Ottawa County's tribes received slivers of land, other nations received larger swaths of land. All of our lands were deemed worthless and we were set here to be apart from the rest of the growing country. But times change and what was without worth changed, too.
There were no fences or walls around our territory, we were protected by treaties, written on paper, we found unenforced as what we had became of value to our American neighbors. This is a personal story for me, as all history can become personal.
The lands of the Cherokee Nation were partly wooded hills, but much of it was tall grass prairie, so tall the horse was not seen as a man rode through it. It was perfect for cattle and the Cherokee Nation allowed cattlemen with herds to cross their tribal lands for fees on their way to trains for market. Other non-Indians entered the Cherokee Nation boundaries to perform essential jobs. My dad's father came into the Cherokee Nation as a physician working for the tribe vaccinating tribal citizens north of the river. He met a Cherokee woman and married and was able to gain access to land for cattle on tribal lands. She was his ticket into the tribe and our rich grass lands. A number of years later she passed away, and my grandfather quickly found another Cherokee woman to marry and was able to continue to operate in the Cherokee Nation. She was my grandmother.
Women were desired that way, not to say there was not true love involved in her case or others. Other tribal women were tickets into wealth which lead me to tell the visitors about the Quapaw tribe's relations, the Osage. Some Osage women married non-Indians and were murdered for the wealth made from oil and gas found on their worthless land. Some of those murders were solved by the FBI, the Federal Bureau of Investigation and discussed in book circle a few days later.
These visitors drove through our Superfund site. They saw those orange colored water, our mine waste piles and learned about the Quapaw who was the richest woman in the world from the ores beneath her "worthless land." As we passed by the mine waste left on her land, those from Egypt, Tunisia, and the Palestinian Territories gasped as they saw what looked like their desert lands.
Our U.S. Government lost track of her wealth and much held in trust from countless other tribal people. Her family still waits for restitution, for things to be made right. But just like the land and our Tar Creek, we all wait for it all to be made right.
Lead and zinc left towns subject to cave-in. It left children lead poisoned and still being poisoned from that toxic waste. The continued hunt for oil and gas in this state through hydraulic fracturing (fracking) and the wastewater injection wells are causing earthquakes and damages to get the last dregs of fossil fuels before we all have to turn to those alternative energy sources. They had come to America to learn more about alternative fuels and our fossil fuels and mining. What we tried to show them was the other side of extraction, that industry and developers would not.

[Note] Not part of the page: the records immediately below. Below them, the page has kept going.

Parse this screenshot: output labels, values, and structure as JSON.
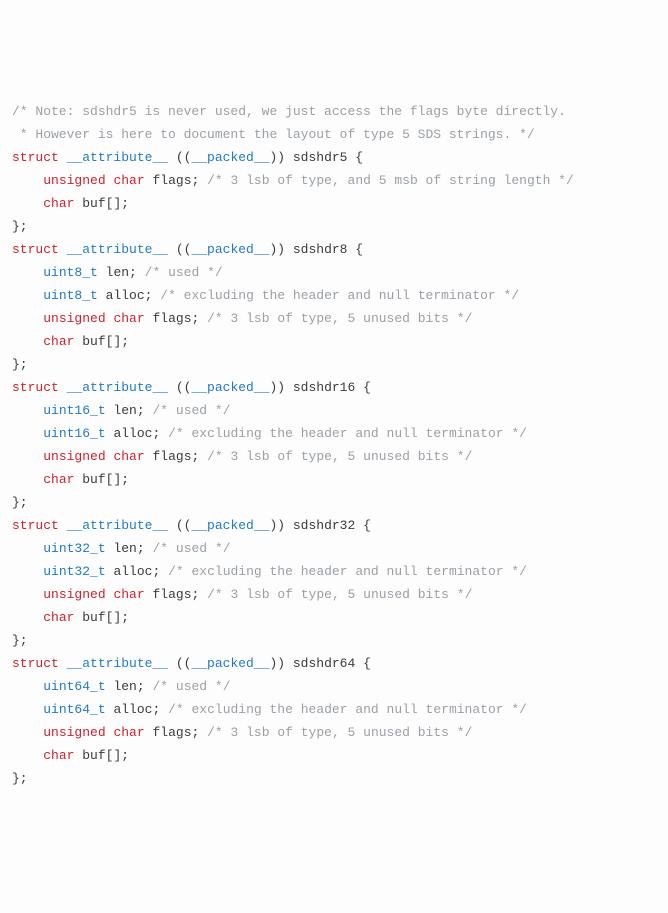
{
  "code": {
    "indent": "    ",
    "note1": "/* Note: sdshdr5 is never used, we just access the flags byte directly.",
    "note2": " * However is here to document the layout of type 5 SDS strings. */",
    "kw_struct": "struct",
    "kw_attribute": "__attribute__",
    "kw_packed": "__packed__",
    "kw_unsigned": "unsigned",
    "kw_char": "char",
    "id_flags": "flags",
    "id_buf": "buf",
    "id_len": "len",
    "id_alloc": "alloc",
    "brace_open": " {",
    "brace_close": "};",
    "paren_open": " ((",
    "paren_mid": ")) ",
    "arr": "[];",
    "semi": ";",
    "sp": " ",
    "sdshdr5": {
      "name": "sdshdr5",
      "flags_comment": "/* 3 lsb of type, and 5 msb of string length */"
    },
    "sdshdr8": {
      "name": "sdshdr8",
      "t": "uint8_t"
    },
    "sdshdr16": {
      "name": "sdshdr16",
      "t": "uint16_t"
    },
    "sdshdr32": {
      "name": "sdshdr32",
      "t": "uint32_t"
    },
    "sdshdr64": {
      "name": "sdshdr64",
      "t": "uint64_t"
    },
    "cm_used": "/* used */",
    "cm_alloc": "/* excluding the header and null terminator */",
    "cm_flags": "/* 3 lsb of type, 5 unused bits */"
  }
}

Extraction brought jobs and for some great wealth, but the remains of wasted land is left for those who follow. And ultimately will cost as much to clean up as was made. Damages done to the environment and to human health are the costs not yet calculated.
A day later 1Million Cups, Miami OK learned about our Door Mat effort. We have funding for 40 door mats for homes, but would like to make sure every home had one. Door mats? They were created to let you walk all over them. And by doing so, remove dirt or what comes with it. Door mats protect human health by being that border crossing from outside to inside. Tracked in dirt gets pulverized and particles get smaller and are more easily inhaled or ingested by us and our children.
That evening I walked around our block to invite all our neighbors to enjoy our first ever fundraiser at our June Garden Party. Walking up our ramp, reflecting on our global visitors' concern about our dust and anticipating the rest of the Garden Parties every third Thursday through September, as our garden grows so will the parties and the food we offer. On that walk around the block, it was pleasing to see many neighbors already have mats! We hadn't thought to hope that people could buy their own! Or as I suggested at the 1Million Cups, we offer all new neighbors a door mat AND a pie like the ones made specially by Jordan Barlow. Who wouldn't love a pie? and who doesn't need a mat? Think Global, Act Local.
Respectfully Submitted ~ Rebecca Jim